#4 (Blank) Command
I love both the blue Commands and expect to see both of them getting fired off in Standard right out of the gate, and Atarka's Command seems ready-made for Modern Zoo and Burn decks. I shudder to think what the remaining two will look like.
#3 Sidisi, Undead Vizier
It is not unreasonable to play five mana for a tutor effect that lets you put the card right into your hand, and that is exactly what you get if you have no creatures in play when you cast this and just sac it to itself. But if you look at the name for a moment and think about the current Standard format I am pretty sure you can come up with a recurring source of Zombie fodder to sacrifice to this. Or maybe we can get EVEN more value out of our Satyr Wayfinders.
#2 Radiant Purge
Dear sir or madam,
I would like your Siege Rhino to go away forever.
#1 Narset Transcendent
When this card was revealed midweek, it exploded my social network—and shot to the top of my power rankings immediately—with good reason. Sure there were the inevitable naysayers who lamented a good ability to protect herself with on the front side but have they seen that starting loyalty? The next place everyone went was to check the Oracle text on Temporal Trespass only to come away disappointed that you can't rebound into an extra, extra turn since the exile clause trumps that. (P.S., You can assuredly do this with Time Warp in Modern!)
It was pointed out that you can get a pseudo Time Warp by casting End Hostilities with Rebound since your opponent can't, in most cases, develop their board with creatures since they would just be sweeping them up a turn later when your bonus Hostilities resolves.
Of course the thing everyone wants to do with this card is just cast Treasure Cruise and bury their opponents in a sea of cards. If they don't get run over by a Zurgo Bellstriker before the game goes that long.
Feel free to share your power rankings with me on Twitter. I can be found as @Top8Games and will be doing a card-based power ranking next week as well from the full set, so feel free to chime in with your five favorite cards as the set continues to be unveiled.
February Player of the Month (#MTGPoM)
Speaking of Twitter, you can always interact with me on Twitter to talk about which player should be the Player of the Month using the #MTGPoM hashtag. This month is a steep battle for everyone not named Antonio Del Moral León, the Pro Tour Fate Reforged Champion.
Pro Tour Fate Reforged Champion Antonio Del Moral León
Antonio piloted his Modern Splinter Twin deck through the entire field at Pro Tour Fate Reforged to become the first ever Pro Tour Champion from Spain in the history of the game.
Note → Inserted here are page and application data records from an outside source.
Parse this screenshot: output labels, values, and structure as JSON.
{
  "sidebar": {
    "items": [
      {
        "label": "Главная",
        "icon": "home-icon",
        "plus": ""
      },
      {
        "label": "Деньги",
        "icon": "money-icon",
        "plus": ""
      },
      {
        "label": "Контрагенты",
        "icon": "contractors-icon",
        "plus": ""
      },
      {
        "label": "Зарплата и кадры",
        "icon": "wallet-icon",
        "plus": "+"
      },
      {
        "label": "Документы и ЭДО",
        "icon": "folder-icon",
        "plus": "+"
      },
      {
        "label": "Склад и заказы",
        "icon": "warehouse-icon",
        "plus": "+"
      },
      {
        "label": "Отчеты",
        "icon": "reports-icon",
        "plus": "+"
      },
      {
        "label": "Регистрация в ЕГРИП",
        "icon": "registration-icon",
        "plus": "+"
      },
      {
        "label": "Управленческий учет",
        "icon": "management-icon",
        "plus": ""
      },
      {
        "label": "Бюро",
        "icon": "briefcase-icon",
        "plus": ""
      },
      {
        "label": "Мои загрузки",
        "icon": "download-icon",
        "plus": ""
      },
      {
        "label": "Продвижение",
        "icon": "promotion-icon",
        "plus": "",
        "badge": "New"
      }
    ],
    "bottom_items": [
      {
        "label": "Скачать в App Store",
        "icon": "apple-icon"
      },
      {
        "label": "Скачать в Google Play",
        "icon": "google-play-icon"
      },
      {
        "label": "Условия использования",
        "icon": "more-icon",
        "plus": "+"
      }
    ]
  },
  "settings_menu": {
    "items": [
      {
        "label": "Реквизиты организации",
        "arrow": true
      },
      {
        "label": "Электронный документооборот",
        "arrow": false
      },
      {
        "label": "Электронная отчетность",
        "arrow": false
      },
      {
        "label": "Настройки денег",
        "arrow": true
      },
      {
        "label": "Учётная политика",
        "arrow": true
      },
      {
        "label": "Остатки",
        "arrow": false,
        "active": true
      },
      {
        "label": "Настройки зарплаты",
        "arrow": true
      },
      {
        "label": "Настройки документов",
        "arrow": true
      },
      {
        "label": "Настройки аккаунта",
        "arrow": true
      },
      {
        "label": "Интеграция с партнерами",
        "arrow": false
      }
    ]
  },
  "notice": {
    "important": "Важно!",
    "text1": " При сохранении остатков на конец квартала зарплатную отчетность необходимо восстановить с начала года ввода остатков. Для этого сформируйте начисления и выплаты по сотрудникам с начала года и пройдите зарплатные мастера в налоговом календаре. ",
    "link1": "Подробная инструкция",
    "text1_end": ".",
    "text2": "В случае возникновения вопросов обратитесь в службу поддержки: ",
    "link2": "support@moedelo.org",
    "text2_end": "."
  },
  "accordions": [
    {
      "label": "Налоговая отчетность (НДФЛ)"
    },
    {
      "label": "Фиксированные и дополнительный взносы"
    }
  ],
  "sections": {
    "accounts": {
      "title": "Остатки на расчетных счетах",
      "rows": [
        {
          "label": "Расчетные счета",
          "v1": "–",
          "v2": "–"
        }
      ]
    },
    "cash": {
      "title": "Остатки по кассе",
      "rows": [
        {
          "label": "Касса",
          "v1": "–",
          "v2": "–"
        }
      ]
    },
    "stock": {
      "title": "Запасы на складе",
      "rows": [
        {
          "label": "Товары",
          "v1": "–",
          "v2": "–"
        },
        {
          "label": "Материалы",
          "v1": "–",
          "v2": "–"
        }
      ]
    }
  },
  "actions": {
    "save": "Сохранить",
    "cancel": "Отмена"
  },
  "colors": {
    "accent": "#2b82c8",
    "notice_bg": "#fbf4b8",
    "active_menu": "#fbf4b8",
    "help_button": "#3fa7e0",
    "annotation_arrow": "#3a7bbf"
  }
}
He has locked up Platinum, a seat at the World Championship, and is currently poised to be the leader of the Spanish World Magic Cup team and would get a chance to compete for that title in his own country when the WMC comes to Barcelona. I'm not gonna lie to you. He's all but locked to be the Player of the Month if you can't make a compelling and widely held case for someone else. Use the hashtag and tell me who you think it should be. Do you think it should be Antonio Del Moral León? Chime in. Do you think any of February's GP Champions—Immanuel Gerschenson, Jack Fogle, or Dan Lanthier—deserve the honor? Tell me why! You want it to be someone else entirely? Then I want to know the whos and the whys!